Info you need about breastfeeding from our Bexar County OBGYNs

As you get closer to your due date, you may be considering how to feed your baby. Breastfeeding and breast milk provide many benefits for you and your infant. For the first six months of your baby’s life, the American Academy of Pediatrics recommends breastfeeding exclusively. After the six-month period when you introduce solid food, they suggest that you continue to nurse your baby for as long as it suits you and your child.

Breast milk benefits your baby in several ways

Your milk provides all the nutrients, fluids and calories your baby needs to thrive in the first six months. It provides several benefits for your infant.

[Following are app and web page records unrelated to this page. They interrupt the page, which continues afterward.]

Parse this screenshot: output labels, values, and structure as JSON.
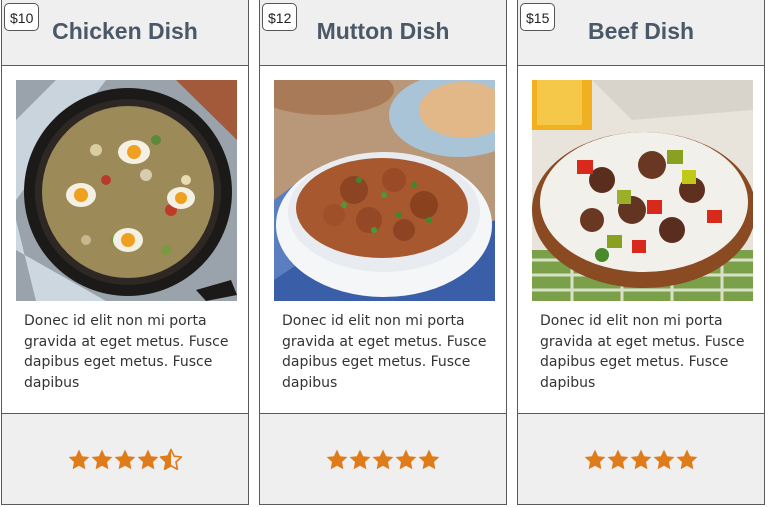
{
  "colors": {
    "star": "#e07b1a",
    "title": "#4a5868",
    "header_bg": "#efefef",
    "border": "#5a5a5a"
  },
  "cards": [
    {
      "price": "$10",
      "title": "Chicken Dish",
      "image": "chicken-skillet-photo",
      "description": "Donec id elit non mi porta gravida at eget metus. Fusce dapibus eget metus. Fusce dapibus",
      "rating": 4.5,
      "rating_max": 5
    },
    {
      "price": "$12",
      "title": "Mutton Dish",
      "image": "mutton-curry-photo",
      "description": "Donec id elit non mi porta gravida at eget metus. Fusce dapibus eget metus. Fusce dapibus",
      "rating": 5,
      "rating_max": 5
    },
    {
      "price": "$15",
      "title": "Beef Dish",
      "image": "beef-rice-photo",
      "description": "Donec id elit non mi porta gravida at eget metus. Fusce dapibus eget metus. Fusce dapibus",
      "rating": 5,
      "rating_max": 5
    }
  ]
}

  • Antibodies in your milk help protect your baby against everything from asthma to respiratory issues, ear infections and more.
  • Your milk is easier for your baby to digest.
  • Breast milk changes to meet your baby’s needs as he or she grows

Nursing also benefits you

When you nurse, it triggers the release of the hormone, oxytocin. This hormone helps your uterus contract. Nursing also burns extra calories and may reduce your risk of developing ovarian and breast cancer.

It’s important to remember that nursing is not a reliable contraceptive. You should talk to our Bexar County OBGYNs about birth control after you give birth.

Knowing when your baby needs to nurse

You may get advice from other people about feeding your baby on a schedule. Babies’ needs set the schedule when breastfeeding. Here are some tips about when to nurse your baby.

  • Look for signals from your baby that indicate hunger. These include crying, looking awake or alert, opening and closing their fists, and mouthing their hands and fingers.
  • Most babies eat every two to three hours during the first weeks. They usually spend about 10 or 15 minutes nursing from each breast.
  • Remember that your infant’s nursing needs are as individual as your child. Pay attention to his or her needs. Ask questions if you are concerned about eating patterns.

Nutritional concerns and lifestyle issues affect breastfeeding moms and babies

When you are nursing, you need to get an extra 450 to 500 calories each day. You should continue to take your prenatal vitamins and avoid the following things.

  • Fish that contains high levels of mercury, such as swordfish, orange roughy or bigeye tuna
  • Drinking more than 200 milligrams of coffee each day
  • Drinking more than two alcoholic drinks each day
  • Smoking
  • Using prescription medications you haven’t been prescribed by a physician, or using illegal drug

Talk to your OBGYN about your over-the-counter and prescription medications and how they affect your breast milk.

Our Bexar County OBGYNs are here to answer your questions about nursing

After you give birth, the hospital staff can coach you as you learn to breastfeed. It’s natural to have questions. Breastfeeding help is available. You can talk to your nurse, your OBGYN or a lactation consultant. Contact us for an appointment.